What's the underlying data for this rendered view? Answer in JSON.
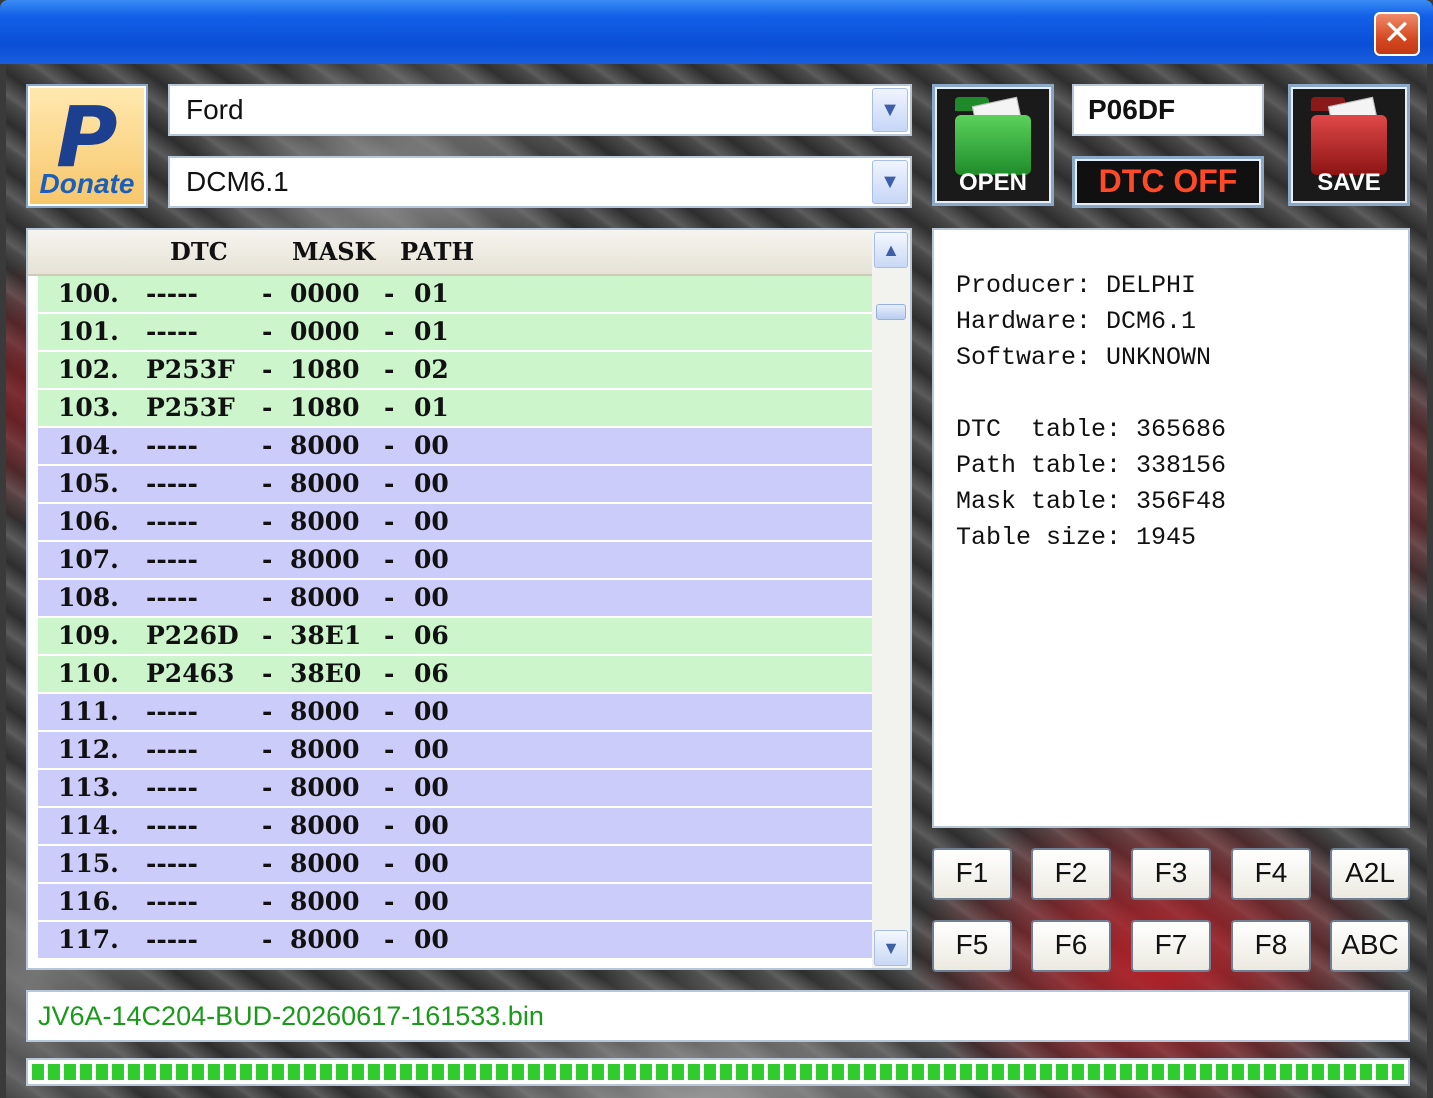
{
  "window": {
    "close_glyph": "✕"
  },
  "donate": {
    "logo_letter": "P",
    "label": "Donate"
  },
  "selectors": {
    "make": "Ford",
    "ecu": "DCM6.1",
    "arrow": "⌄"
  },
  "buttons": {
    "open": "OPEN",
    "dtc_off": "DTC OFF",
    "save": "SAVE"
  },
  "dtc_code": "P06DF",
  "table": {
    "columns": [
      "DTC",
      "MASK",
      "PATH"
    ],
    "rows": [
      {
        "num": "100.",
        "dtc": "-----",
        "mask": "0000",
        "path": "01",
        "state": "green"
      },
      {
        "num": "101.",
        "dtc": "-----",
        "mask": "0000",
        "path": "01",
        "state": "green"
      },
      {
        "num": "102.",
        "dtc": "P253F",
        "mask": "1080",
        "path": "02",
        "state": "green"
      },
      {
        "num": "103.",
        "dtc": "P253F",
        "mask": "1080",
        "path": "01",
        "state": "green"
      },
      {
        "num": "104.",
        "dtc": "-----",
        "mask": "8000",
        "path": "00",
        "state": "blue"
      },
      {
        "num": "105.",
        "dtc": "-----",
        "mask": "8000",
        "path": "00",
        "state": "blue"
      },
      {
        "num": "106.",
        "dtc": "-----",
        "mask": "8000",
        "path": "00",
        "state": "blue"
      },
      {
        "num": "107.",
        "dtc": "-----",
        "mask": "8000",
        "path": "00",
        "state": "blue"
      },
      {
        "num": "108.",
        "dtc": "-----",
        "mask": "8000",
        "path": "00",
        "state": "blue"
      },
      {
        "num": "109.",
        "dtc": "P226D",
        "mask": "38E1",
        "path": "06",
        "state": "green"
      },
      {
        "num": "110.",
        "dtc": "P2463",
        "mask": "38E0",
        "path": "06",
        "state": "green"
      },
      {
        "num": "111.",
        "dtc": "-----",
        "mask": "8000",
        "path": "00",
        "state": "blue"
      },
      {
        "num": "112.",
        "dtc": "-----",
        "mask": "8000",
        "path": "00",
        "state": "blue"
      },
      {
        "num": "113.",
        "dtc": "-----",
        "mask": "8000",
        "path": "00",
        "state": "blue"
      },
      {
        "num": "114.",
        "dtc": "-----",
        "mask": "8000",
        "path": "00",
        "state": "blue"
      },
      {
        "num": "115.",
        "dtc": "-----",
        "mask": "8000",
        "path": "00",
        "state": "blue"
      },
      {
        "num": "116.",
        "dtc": "-----",
        "mask": "8000",
        "path": "00",
        "state": "blue"
      },
      {
        "num": "117.",
        "dtc": "-----",
        "mask": "8000",
        "path": "00",
        "state": "blue"
      }
    ],
    "separator": "-",
    "scroll_up": "⌃",
    "scroll_down": "⌄"
  },
  "info": {
    "lines": [
      "Producer: DELPHI",
      "Hardware: DCM6.1",
      "Software: UNKNOWN",
      "",
      "DTC  table: 365686",
      "Path table: 338156",
      "Mask table: 356F48",
      "Table size: 1945"
    ]
  },
  "function_keys": {
    "row1": [
      "F1",
      "F2",
      "F3",
      "F4",
      "A2L"
    ],
    "row2": [
      "F5",
      "F6",
      "F7",
      "F8",
      "ABC"
    ]
  },
  "file_name": "JV6A-14C204-BUD-20260617-161533.bin",
  "progress": 1.0,
  "colors": {
    "row_green": "#ccf5cc",
    "row_blue": "#ccccfa",
    "filename_green": "#1a9a1a",
    "dtc_off_red": "#ff4a2a"
  }
}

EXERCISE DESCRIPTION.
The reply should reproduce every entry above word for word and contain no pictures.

OUTPUT FOR THIS TASK.
What's the underlying data for this rendered view? Answer in JSON.
{
  "window": {
    "close_glyph": "✕"
  },
  "donate": {
    "logo_letter": "P",
    "label": "Donate"
  },
  "selectors": {
    "make": "Ford",
    "ecu": "DCM6.1",
    "arrow": "⌄"
  },
  "buttons": {
    "open": "OPEN",
    "dtc_off": "DTC OFF",
    "save": "SAVE"
  },
  "dtc_code": "P06DF",
  "table": {
    "columns": [
      "DTC",
      "MASK",
      "PATH"
    ],
    "rows": [
      {
        "num": "100.",
        "dtc": "-----",
        "mask": "0000",
        "path": "01",
        "state": "green"
      },
      {
        "num": "101.",
        "dtc": "-----",
        "mask": "0000",
        "path": "01",
        "state": "green"
      },
      {
        "num": "102.",
        "dtc": "P253F",
        "mask": "1080",
        "path": "02",
        "state": "green"
      },
      {
        "num": "103.",
        "dtc": "P253F",
        "mask": "1080",
        "path": "01",
        "state": "green"
      },
      {
        "num": "104.",
        "dtc": "-----",
        "mask": "8000",
        "path": "00",
        "state": "blue"
      },
      {
        "num": "105.",
        "dtc": "-----",
        "mask": "8000",
        "path": "00",
        "state": "blue"
      },
      {
        "num": "106.",
        "dtc": "-----",
        "mask": "8000",
        "path": "00",
        "state": "blue"
      },
      {
        "num": "107.",
        "dtc": "-----",
        "mask": "8000",
        "path": "00",
        "state": "blue"
      },
      {
        "num": "108.",
        "dtc": "-----",
        "mask": "8000",
        "path": "00",
        "state": "blue"
      },
      {
        "num": "109.",
        "dtc": "P226D",
        "mask": "38E1",
        "path": "06",
        "state": "green"
      },
      {
        "num": "110.",
        "dtc": "P2463",
        "mask": "38E0",
        "path": "06",
        "state": "green"
      },
      {
        "num": "111.",
        "dtc": "-----",
        "mask": "8000",
        "path": "00",
        "state": "blue"
      },
      {
        "num": "112.",
        "dtc": "-----",
        "mask": "8000",
        "path": "00",
        "state": "blue"
      },
      {
        "num": "113.",
        "dtc": "-----",
        "mask": "8000",
        "path": "00",
        "state": "blue"
      },
      {
        "num": "114.",
        "dtc": "-----",
        "mask": "8000",
        "path": "00",
        "state": "blue"
      },
      {
        "num": "115.",
        "dtc": "-----",
        "mask": "8000",
        "path": "00",
        "state": "blue"
      },
      {
        "num": "116.",
        "dtc": "-----",
        "mask": "8000",
        "path": "00",
        "state": "blue"
      },
      {
        "num": "117.",
        "dtc": "-----",
        "mask": "8000",
        "path": "00",
        "state": "blue"
      }
    ],
    "separator": "-",
    "scroll_up": "⌃",
    "scroll_down": "⌄"
  },
  "info": {
    "lines": [
      "Producer: DELPHI",
      "Hardware: DCM6.1",
      "Software: UNKNOWN",
      "",
      "DTC  table: 365686",
      "Path table: 338156",
      "Mask table: 356F48",
      "Table size: 1945"
    ]
  },
  "function_keys": {
    "row1": [
      "F1",
      "F2",
      "F3",
      "F4",
      "A2L"
    ],
    "row2": [
      "F5",
      "F6",
      "F7",
      "F8",
      "ABC"
    ]
  },
  "file_name": "JV6A-14C204-BUD-20260617-161533.bin",
  "progress": 1.0,
  "colors": {
    "row_green": "#ccf5cc",
    "row_blue": "#ccccfa",
    "filename_green": "#1a9a1a",
    "dtc_off_red": "#ff4a2a"
  }
}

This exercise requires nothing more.